[Data records for software interfaces]
::::::::::

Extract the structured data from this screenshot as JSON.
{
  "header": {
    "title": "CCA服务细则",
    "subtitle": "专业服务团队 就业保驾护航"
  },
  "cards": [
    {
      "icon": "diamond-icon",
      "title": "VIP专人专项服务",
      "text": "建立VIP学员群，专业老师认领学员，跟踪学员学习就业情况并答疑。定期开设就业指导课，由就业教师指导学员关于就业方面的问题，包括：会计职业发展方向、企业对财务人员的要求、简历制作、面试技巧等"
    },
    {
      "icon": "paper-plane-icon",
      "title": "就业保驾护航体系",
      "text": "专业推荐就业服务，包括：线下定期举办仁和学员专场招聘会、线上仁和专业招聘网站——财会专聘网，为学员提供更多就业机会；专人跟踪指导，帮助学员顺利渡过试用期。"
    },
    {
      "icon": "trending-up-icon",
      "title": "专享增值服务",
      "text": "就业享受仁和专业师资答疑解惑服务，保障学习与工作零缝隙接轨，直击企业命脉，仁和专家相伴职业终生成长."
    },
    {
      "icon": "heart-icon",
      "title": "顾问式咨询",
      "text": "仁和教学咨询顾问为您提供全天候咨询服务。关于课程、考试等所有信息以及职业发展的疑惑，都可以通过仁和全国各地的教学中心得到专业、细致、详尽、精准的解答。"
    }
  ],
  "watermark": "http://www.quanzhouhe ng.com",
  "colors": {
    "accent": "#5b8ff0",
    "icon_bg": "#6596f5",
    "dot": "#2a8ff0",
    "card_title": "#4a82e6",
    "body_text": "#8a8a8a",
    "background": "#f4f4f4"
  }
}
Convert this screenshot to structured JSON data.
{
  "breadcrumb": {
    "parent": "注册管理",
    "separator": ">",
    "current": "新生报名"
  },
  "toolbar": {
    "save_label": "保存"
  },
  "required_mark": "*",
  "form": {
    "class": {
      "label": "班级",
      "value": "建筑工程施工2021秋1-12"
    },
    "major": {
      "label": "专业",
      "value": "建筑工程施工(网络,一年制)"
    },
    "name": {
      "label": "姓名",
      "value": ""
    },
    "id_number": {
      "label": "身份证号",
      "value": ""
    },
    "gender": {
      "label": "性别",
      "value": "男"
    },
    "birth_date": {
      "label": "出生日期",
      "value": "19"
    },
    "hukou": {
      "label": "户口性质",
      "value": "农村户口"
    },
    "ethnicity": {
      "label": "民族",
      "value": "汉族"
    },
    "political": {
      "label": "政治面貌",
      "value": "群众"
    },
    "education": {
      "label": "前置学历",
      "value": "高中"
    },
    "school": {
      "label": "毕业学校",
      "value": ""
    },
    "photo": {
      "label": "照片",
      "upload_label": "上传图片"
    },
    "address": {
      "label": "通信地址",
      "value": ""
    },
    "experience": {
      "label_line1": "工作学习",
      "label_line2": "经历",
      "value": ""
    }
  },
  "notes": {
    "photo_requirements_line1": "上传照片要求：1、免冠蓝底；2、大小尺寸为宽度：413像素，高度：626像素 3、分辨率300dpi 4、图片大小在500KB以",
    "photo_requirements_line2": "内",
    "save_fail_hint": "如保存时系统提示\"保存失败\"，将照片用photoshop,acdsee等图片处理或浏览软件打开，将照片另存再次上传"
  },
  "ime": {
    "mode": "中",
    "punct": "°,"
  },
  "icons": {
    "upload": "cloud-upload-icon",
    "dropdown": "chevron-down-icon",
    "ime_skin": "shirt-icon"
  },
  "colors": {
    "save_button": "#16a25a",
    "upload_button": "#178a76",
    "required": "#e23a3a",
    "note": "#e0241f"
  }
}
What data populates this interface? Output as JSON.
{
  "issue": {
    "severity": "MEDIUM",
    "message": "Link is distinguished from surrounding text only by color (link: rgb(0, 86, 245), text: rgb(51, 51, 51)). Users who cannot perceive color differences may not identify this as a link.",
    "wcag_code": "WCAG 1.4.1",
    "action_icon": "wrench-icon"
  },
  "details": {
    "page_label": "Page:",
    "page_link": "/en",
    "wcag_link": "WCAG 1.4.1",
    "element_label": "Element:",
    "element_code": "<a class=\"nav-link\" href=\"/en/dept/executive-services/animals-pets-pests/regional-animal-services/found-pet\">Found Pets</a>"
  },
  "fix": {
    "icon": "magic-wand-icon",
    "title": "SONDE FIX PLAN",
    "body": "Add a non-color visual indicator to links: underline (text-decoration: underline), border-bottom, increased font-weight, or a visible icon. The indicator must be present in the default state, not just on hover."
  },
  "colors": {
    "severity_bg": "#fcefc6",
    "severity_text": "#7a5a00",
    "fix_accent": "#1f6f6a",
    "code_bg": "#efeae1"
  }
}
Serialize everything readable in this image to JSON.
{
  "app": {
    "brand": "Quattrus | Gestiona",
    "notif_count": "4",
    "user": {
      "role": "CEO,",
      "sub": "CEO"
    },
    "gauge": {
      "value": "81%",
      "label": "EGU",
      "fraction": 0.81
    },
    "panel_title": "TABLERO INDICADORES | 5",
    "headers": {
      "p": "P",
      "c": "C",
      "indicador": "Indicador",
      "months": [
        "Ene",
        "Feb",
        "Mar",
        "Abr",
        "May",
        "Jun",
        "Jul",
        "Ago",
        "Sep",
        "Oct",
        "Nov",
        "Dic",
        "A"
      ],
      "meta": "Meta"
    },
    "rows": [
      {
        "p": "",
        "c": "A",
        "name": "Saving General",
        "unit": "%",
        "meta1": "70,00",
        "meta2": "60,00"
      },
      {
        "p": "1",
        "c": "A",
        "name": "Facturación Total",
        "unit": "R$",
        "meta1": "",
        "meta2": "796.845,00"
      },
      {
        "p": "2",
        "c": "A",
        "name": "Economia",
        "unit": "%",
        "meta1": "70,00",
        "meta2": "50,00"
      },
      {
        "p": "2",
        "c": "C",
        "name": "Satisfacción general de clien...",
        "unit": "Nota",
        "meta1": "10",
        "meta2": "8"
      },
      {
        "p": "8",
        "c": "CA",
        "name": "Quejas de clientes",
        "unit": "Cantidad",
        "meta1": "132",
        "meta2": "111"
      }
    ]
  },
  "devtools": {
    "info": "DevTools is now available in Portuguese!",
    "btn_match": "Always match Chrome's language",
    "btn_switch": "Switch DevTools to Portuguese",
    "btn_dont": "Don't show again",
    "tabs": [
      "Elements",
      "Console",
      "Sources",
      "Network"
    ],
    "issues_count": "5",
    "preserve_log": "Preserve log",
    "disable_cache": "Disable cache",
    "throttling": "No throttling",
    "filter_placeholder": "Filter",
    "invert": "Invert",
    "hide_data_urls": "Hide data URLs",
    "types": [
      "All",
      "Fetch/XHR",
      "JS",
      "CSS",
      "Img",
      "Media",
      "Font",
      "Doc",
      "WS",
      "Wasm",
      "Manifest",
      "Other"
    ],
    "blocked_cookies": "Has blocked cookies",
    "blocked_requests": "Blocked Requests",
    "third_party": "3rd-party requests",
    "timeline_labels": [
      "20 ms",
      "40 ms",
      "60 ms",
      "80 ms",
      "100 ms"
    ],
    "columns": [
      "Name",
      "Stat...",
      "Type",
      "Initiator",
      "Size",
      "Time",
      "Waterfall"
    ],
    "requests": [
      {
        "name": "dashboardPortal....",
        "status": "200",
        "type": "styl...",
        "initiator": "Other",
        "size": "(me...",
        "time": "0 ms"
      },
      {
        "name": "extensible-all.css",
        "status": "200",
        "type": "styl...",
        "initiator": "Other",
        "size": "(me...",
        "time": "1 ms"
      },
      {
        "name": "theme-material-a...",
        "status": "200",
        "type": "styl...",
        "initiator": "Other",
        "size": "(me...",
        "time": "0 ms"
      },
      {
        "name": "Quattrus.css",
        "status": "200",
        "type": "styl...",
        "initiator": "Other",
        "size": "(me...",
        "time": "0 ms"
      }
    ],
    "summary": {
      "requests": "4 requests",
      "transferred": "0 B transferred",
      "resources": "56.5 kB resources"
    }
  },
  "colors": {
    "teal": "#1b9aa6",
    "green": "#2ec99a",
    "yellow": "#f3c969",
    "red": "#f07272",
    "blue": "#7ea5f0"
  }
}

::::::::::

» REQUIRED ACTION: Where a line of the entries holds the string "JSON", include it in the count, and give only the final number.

» SOLVED EXERCISE: 4